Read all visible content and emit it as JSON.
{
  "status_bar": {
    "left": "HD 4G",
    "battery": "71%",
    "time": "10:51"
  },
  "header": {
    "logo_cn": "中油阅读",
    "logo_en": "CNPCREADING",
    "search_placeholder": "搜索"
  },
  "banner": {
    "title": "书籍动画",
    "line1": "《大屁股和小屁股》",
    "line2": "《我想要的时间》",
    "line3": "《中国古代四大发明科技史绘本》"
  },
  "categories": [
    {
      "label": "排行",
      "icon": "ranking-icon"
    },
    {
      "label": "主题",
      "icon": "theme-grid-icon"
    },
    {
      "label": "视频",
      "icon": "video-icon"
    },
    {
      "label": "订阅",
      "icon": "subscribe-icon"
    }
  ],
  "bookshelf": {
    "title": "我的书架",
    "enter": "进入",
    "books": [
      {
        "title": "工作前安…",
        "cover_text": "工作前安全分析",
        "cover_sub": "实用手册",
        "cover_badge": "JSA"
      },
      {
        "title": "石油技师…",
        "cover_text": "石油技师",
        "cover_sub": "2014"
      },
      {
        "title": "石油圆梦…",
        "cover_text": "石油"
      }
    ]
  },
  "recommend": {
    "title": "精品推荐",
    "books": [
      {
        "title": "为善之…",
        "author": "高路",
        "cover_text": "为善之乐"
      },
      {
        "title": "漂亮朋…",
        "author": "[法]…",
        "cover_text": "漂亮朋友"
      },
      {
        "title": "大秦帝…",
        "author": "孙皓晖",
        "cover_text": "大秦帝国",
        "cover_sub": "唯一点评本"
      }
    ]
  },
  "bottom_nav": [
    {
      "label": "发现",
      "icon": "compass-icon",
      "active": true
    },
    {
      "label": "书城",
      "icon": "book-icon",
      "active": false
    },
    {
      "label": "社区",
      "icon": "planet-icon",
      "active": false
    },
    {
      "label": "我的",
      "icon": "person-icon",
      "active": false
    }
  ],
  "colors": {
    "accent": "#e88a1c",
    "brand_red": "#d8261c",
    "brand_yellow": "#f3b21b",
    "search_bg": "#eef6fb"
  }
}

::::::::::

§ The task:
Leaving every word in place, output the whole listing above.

§ Solved exercise:
Read all visible content and emit it as JSON.
{
  "status_bar": {
    "left": "HD 4G",
    "battery": "71%",
    "time": "10:51"
  },
  "header": {
    "logo_cn": "中油阅读",
    "logo_en": "CNPCREADING",
    "search_placeholder": "搜索"
  },
  "banner": {
    "title": "书籍动画",
    "line1": "《大屁股和小屁股》",
    "line2": "《我想要的时间》",
    "line3": "《中国古代四大发明科技史绘本》"
  },
  "categories": [
    {
      "label": "排行",
      "icon": "ranking-icon"
    },
    {
      "label": "主题",
      "icon": "theme-grid-icon"
    },
    {
      "label": "视频",
      "icon": "video-icon"
    },
    {
      "label": "订阅",
      "icon": "subscribe-icon"
    }
  ],
  "bookshelf": {
    "title": "我的书架",
    "enter": "进入",
    "books": [
      {
        "title": "工作前安…",
        "cover_text": "工作前安全分析",
        "cover_sub": "实用手册",
        "cover_badge": "JSA"
      },
      {
        "title": "石油技师…",
        "cover_text": "石油技师",
        "cover_sub": "2014"
      },
      {
        "title": "石油圆梦…",
        "cover_text": "石油"
      }
    ]
  },
  "recommend": {
    "title": "精品推荐",
    "books": [
      {
        "title": "为善之…",
        "author": "高路",
        "cover_text": "为善之乐"
      },
      {
        "title": "漂亮朋…",
        "author": "[法]…",
        "cover_text": "漂亮朋友"
      },
      {
        "title": "大秦帝…",
        "author": "孙皓晖",
        "cover_text": "大秦帝国",
        "cover_sub": "唯一点评本"
      }
    ]
  },
  "bottom_nav": [
    {
      "label": "发现",
      "icon": "compass-icon",
      "active": true
    },
    {
      "label": "书城",
      "icon": "book-icon",
      "active": false
    },
    {
      "label": "社区",
      "icon": "planet-icon",
      "active": false
    },
    {
      "label": "我的",
      "icon": "person-icon",
      "active": false
    }
  ],
  "colors": {
    "accent": "#e88a1c",
    "brand_red": "#d8261c",
    "brand_yellow": "#f3b21b",
    "search_bg": "#eef6fb"
  }
}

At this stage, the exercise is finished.